◆ **Task instructions**
Every record is to be printed exactly as written, and any picture in it is skipped.

Website and app data records:
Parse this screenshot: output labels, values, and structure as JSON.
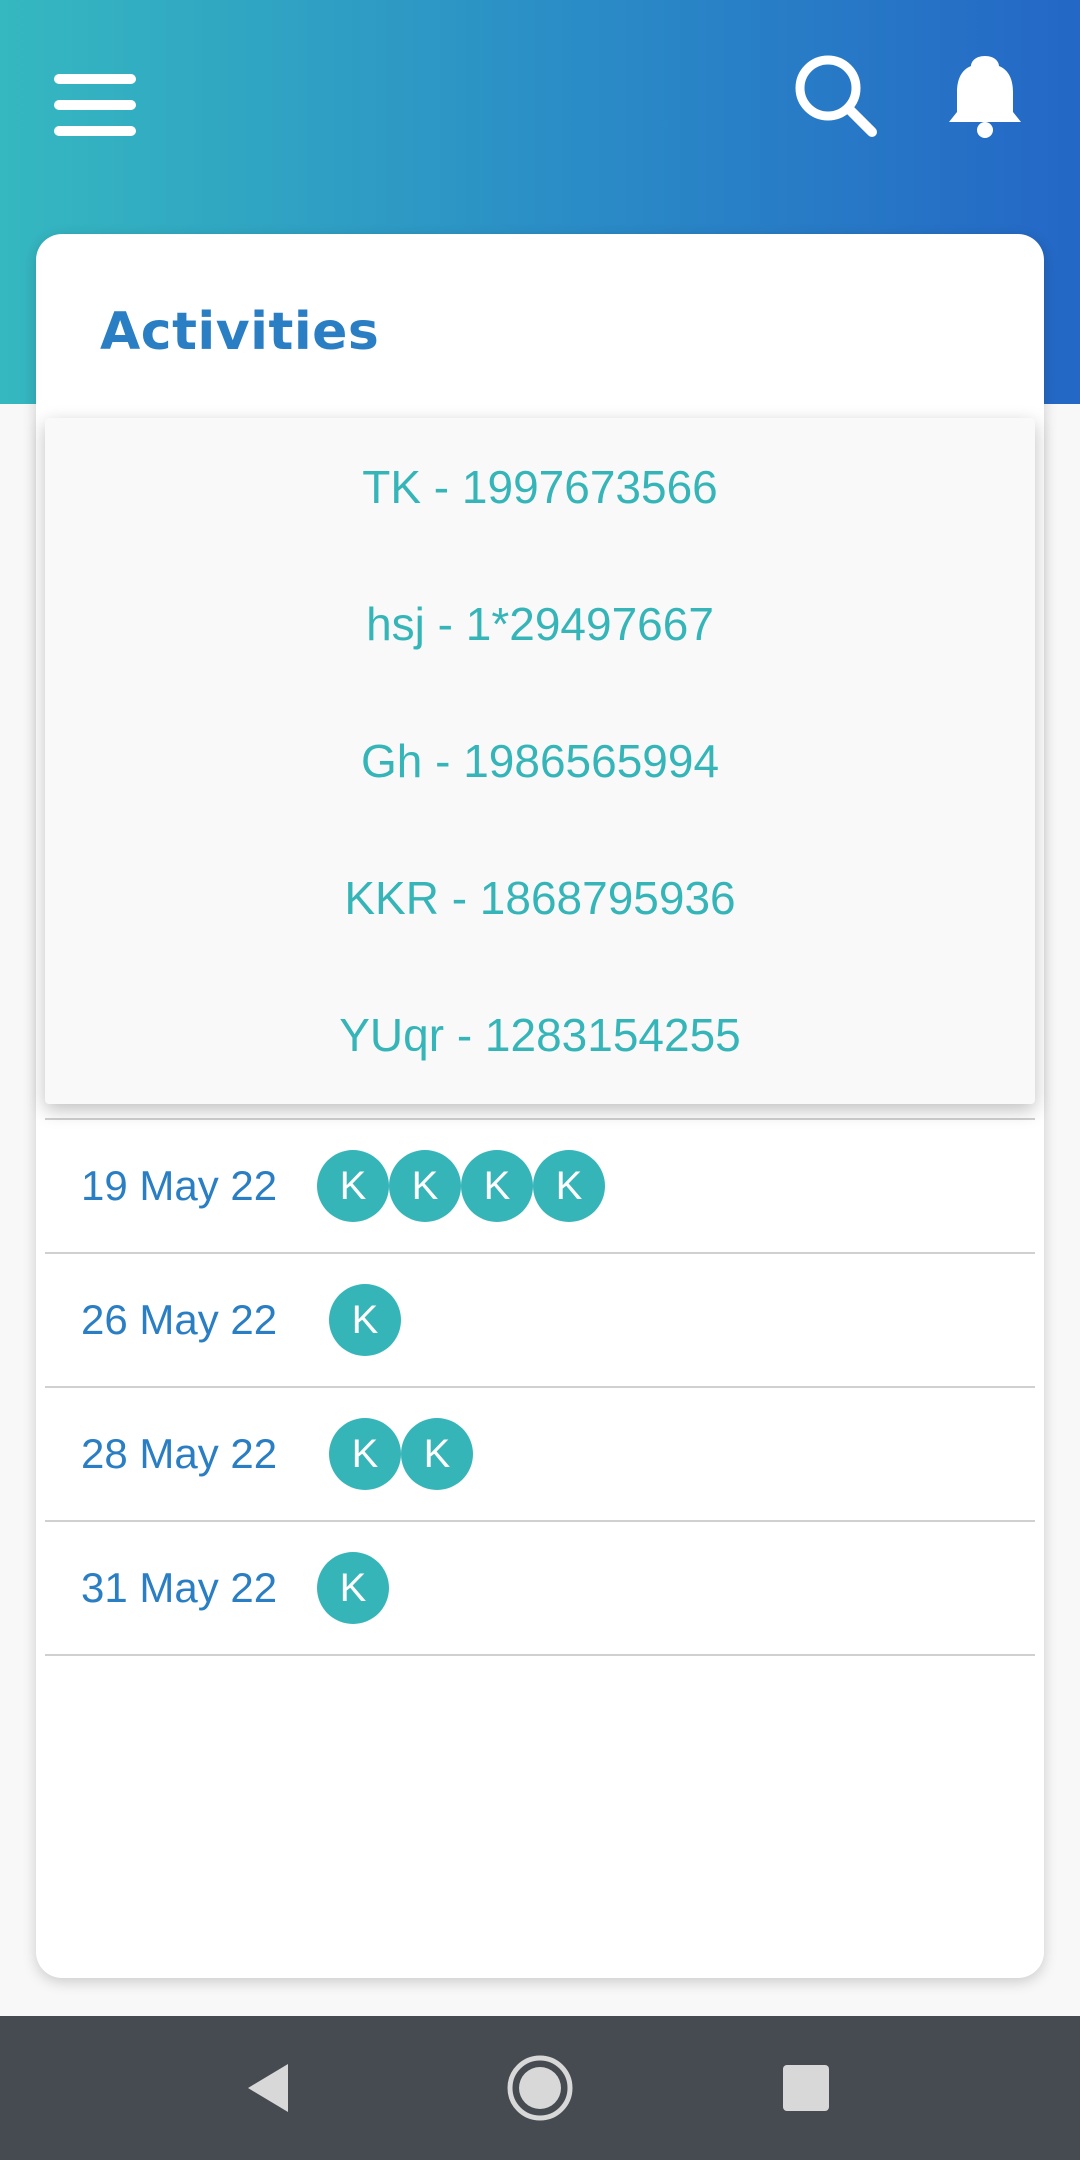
{
  "header": {
    "menu_icon": "hamburger-menu-icon",
    "search_icon": "search-icon",
    "notification_icon": "bell-icon",
    "gradient_start": "#35b8c0",
    "gradient_end": "#2467c6"
  },
  "card": {
    "title": "Activities"
  },
  "dropdown": {
    "items": [
      {
        "label": "TK - 1997673566"
      },
      {
        "label": "hsj - 1*29497667"
      },
      {
        "label": "Gh - 1986565994"
      },
      {
        "label": "KKR - 1868795936"
      },
      {
        "label": "YUqr - 1283154255"
      }
    ]
  },
  "activities": [
    {
      "date": "19 May 22",
      "avatars": [
        "K",
        "K",
        "K",
        "K"
      ]
    },
    {
      "date": "26 May 22",
      "avatars": [
        "K"
      ]
    },
    {
      "date": "28 May 22",
      "avatars": [
        "K",
        "K"
      ]
    },
    {
      "date": "31 May 22",
      "avatars": [
        "K"
      ]
    }
  ],
  "navbar": {
    "back_icon": "back-triangle-icon",
    "home_icon": "home-circle-icon",
    "recent_icon": "recent-apps-square-icon"
  },
  "colors": {
    "accent_teal": "#36b5b9",
    "title_blue": "#2a7ec3",
    "navbar": "#454b51"
  }
}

◆ **Response to this task**
Parse this screenshot: output labels, values, and structure as JSON.
{
  "header": {
    "menu_icon": "hamburger-menu-icon",
    "search_icon": "search-icon",
    "notification_icon": "bell-icon",
    "gradient_start": "#35b8c0",
    "gradient_end": "#2467c6"
  },
  "card": {
    "title": "Activities"
  },
  "dropdown": {
    "items": [
      {
        "label": "TK - 1997673566"
      },
      {
        "label": "hsj - 1*29497667"
      },
      {
        "label": "Gh - 1986565994"
      },
      {
        "label": "KKR - 1868795936"
      },
      {
        "label": "YUqr - 1283154255"
      }
    ]
  },
  "activities": [
    {
      "date": "19 May 22",
      "avatars": [
        "K",
        "K",
        "K",
        "K"
      ]
    },
    {
      "date": "26 May 22",
      "avatars": [
        "K"
      ]
    },
    {
      "date": "28 May 22",
      "avatars": [
        "K",
        "K"
      ]
    },
    {
      "date": "31 May 22",
      "avatars": [
        "K"
      ]
    }
  ],
  "navbar": {
    "back_icon": "back-triangle-icon",
    "home_icon": "home-circle-icon",
    "recent_icon": "recent-apps-square-icon"
  },
  "colors": {
    "accent_teal": "#36b5b9",
    "title_blue": "#2a7ec3",
    "navbar": "#454b51"
  }
}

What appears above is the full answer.